(Dataset records)

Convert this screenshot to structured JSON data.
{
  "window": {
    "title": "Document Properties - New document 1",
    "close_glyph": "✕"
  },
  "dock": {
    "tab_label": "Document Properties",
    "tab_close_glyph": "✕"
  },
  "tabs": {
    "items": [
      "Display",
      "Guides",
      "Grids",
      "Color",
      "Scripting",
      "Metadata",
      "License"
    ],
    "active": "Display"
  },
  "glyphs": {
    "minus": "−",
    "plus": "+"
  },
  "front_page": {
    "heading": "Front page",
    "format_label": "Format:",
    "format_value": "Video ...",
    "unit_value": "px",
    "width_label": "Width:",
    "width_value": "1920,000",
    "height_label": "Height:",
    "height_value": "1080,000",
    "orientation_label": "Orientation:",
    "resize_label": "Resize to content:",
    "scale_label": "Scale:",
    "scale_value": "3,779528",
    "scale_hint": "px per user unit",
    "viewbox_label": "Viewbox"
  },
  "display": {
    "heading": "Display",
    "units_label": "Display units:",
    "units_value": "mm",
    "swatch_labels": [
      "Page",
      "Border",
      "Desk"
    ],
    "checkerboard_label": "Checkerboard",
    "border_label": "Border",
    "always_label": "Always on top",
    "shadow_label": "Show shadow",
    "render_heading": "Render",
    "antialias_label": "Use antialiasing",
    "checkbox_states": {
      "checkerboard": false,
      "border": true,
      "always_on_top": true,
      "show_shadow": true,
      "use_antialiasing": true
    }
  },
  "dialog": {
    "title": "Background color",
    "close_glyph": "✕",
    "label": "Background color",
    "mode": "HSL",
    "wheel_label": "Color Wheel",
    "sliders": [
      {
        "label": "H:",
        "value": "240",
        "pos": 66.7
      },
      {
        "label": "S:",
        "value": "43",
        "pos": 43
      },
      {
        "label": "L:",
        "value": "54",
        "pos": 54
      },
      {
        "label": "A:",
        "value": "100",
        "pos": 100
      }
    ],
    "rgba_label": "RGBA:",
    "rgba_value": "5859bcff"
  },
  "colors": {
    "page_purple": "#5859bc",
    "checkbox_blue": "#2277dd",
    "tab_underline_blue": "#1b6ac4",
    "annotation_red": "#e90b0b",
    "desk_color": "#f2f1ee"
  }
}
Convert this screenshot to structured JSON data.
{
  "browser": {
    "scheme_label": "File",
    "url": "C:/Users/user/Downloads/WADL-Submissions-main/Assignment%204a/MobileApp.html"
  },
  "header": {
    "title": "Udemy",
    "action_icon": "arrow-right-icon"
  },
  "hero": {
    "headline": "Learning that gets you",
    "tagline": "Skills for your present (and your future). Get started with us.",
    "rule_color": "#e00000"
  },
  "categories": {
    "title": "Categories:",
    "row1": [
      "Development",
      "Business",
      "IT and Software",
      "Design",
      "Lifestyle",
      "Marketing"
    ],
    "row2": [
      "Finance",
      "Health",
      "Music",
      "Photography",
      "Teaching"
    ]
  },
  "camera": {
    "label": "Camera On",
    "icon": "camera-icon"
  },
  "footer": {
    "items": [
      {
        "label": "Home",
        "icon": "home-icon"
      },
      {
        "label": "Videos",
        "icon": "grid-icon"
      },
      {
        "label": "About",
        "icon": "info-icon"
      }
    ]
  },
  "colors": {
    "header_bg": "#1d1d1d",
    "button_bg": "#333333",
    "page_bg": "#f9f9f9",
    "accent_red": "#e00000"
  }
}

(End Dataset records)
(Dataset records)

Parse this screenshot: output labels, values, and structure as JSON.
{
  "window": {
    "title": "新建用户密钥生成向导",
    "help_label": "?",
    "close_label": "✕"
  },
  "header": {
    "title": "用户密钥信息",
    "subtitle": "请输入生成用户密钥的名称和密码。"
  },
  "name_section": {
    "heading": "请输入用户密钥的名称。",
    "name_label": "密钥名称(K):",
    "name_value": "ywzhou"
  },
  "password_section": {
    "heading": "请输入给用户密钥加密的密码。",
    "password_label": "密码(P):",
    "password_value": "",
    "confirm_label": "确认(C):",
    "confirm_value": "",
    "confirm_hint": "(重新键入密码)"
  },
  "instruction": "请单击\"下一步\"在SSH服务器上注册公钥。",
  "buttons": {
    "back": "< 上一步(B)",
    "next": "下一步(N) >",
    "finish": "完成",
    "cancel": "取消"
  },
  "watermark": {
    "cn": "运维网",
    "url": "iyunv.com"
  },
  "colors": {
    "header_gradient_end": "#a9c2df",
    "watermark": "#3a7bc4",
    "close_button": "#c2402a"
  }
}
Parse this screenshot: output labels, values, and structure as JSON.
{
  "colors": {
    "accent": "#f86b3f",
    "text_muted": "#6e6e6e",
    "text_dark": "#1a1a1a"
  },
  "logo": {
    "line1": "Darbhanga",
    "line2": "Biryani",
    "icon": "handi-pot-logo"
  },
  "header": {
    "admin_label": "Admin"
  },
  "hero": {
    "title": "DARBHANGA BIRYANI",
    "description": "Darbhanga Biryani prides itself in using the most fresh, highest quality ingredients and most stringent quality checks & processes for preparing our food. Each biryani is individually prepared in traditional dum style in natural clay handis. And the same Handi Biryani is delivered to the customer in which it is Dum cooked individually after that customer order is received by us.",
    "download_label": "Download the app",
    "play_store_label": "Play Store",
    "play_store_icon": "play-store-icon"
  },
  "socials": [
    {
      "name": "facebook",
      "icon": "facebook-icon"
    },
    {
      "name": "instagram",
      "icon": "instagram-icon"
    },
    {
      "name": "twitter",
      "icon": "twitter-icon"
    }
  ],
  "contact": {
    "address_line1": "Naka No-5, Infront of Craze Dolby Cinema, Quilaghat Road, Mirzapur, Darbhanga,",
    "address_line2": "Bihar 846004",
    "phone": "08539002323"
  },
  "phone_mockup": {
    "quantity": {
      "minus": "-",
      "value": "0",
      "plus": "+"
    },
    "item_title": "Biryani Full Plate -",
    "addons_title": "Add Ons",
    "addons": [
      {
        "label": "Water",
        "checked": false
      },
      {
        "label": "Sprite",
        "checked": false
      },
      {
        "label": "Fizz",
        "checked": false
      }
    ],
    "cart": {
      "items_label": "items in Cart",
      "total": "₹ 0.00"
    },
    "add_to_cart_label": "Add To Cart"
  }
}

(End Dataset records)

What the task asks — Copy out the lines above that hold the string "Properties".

Result below —
    "title": "Document Properties - New document 1",
    "tab_label": "Document Properties",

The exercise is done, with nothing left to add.